### TASK
Give the data again, word for word.

### Element data from apps and pages
==================================================

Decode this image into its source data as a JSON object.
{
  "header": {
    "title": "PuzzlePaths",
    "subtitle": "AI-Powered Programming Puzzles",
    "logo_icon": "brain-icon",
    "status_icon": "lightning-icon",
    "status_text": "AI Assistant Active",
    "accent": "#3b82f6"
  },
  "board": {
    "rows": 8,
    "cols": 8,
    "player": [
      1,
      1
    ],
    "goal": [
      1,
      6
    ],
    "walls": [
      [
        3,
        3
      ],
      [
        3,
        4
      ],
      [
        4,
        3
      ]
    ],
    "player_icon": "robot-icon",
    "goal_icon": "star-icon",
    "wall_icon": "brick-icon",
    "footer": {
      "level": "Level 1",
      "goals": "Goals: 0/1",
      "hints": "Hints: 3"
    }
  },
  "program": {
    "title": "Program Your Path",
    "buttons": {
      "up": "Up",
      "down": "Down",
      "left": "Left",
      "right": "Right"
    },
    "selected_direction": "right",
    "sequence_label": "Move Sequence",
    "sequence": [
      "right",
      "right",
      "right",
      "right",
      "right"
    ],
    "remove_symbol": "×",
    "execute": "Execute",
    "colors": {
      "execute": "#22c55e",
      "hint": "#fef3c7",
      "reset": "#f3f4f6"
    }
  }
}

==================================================

### EXERCISE RESULT
Decode this image into its source data as a JSON object.
{
  "header": {
    "title": "PuzzlePaths",
    "subtitle": "AI-Powered Programming Puzzles",
    "logo_icon": "brain-icon",
    "status_icon": "lightning-icon",
    "status_text": "AI Assistant Active",
    "accent": "#3b82f6"
  },
  "board": {
    "rows": 8,
    "cols": 8,
    "player": [
      1,
      1
    ],
    "goal": [
      1,
      6
    ],
    "walls": [
      [
        3,
        3
      ],
      [
        3,
        4
      ],
      [
        4,
        3
      ]
    ],
    "player_icon": "robot-icon",
    "goal_icon": "star-icon",
    "wall_icon": "brick-icon",
    "footer": {
      "level": "Level 1",
      "goals": "Goals: 0/1",
      "hints": "Hints: 3"
    }
  },
  "program": {
    "title": "Program Your Path",
    "buttons": {
      "up": "Up",
      "down": "Down",
      "left": "Left",
      "right": "Right"
    },
    "selected_direction": "right",
    "sequence_label": "Move Sequence",
    "sequence": [
      "right",
      "right",
      "right",
      "right",
      "right"
    ],
    "remove_symbol": "×",
    "execute": "Execute",
    "colors": {
      "execute": "#22c55e",
      "hint": "#fef3c7",
      "reset": "#f3f4f6"
    }
  }
}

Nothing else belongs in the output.